Eight patients (12 knees) provided specific data on the total duration of relief following RFA. The mean duration was 39 weeks or approximately 9 months. There were no statistically significant differences between groups receiving 1 versus 2 diagnostic blocks at 2 weeks or 4-6 weeks post-RFA. At 7-33 weeks, those who received 1 block had a decrease in NRS of –3.1, whereas those who received 2 blocks had an increase in NRS of +0.1 (P = 0.008). There was no correlation identified between BMI and change in NRS at any time point.
LIMITATIONS: This study’s retrospective design inherently leads to a higher risk of selection bias. The sample size was relatively small as a high percentage of patients were lost to follow-up. The primary outcome measure for this study was the change in mean NRS pain score, and the mean of ordinal data with a nonnormal distribution lacks validity in statistical analysis.
CONCLUSIONS: In this study population, C-RFA of the genicular nerves lead to 50% or greater pain relief at 2 weeks and 4-6 weeks postintervention. A 26% pain relief was achieved at 7-33 weeks, but this did not meet the established minimal clinically important difference cutoff. Two diagnostic genicular nerve blocks did not improve the rate of treatment success when compared to a single diagnostic block. BMI does not appear to correlate with outcomes.

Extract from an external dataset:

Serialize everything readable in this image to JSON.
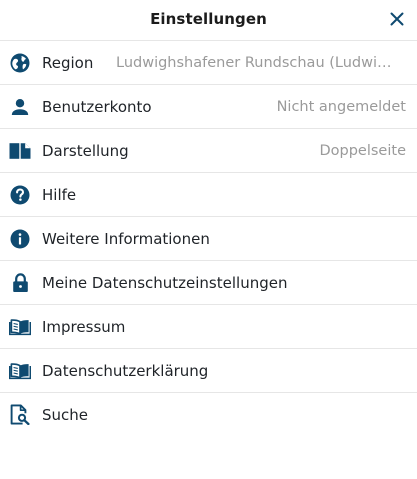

KEY WORDS: Genicular radiofrequency ablation, genicular RFA, cooled radiofrequency ablation, chronic knee pain, knee osteoarthritis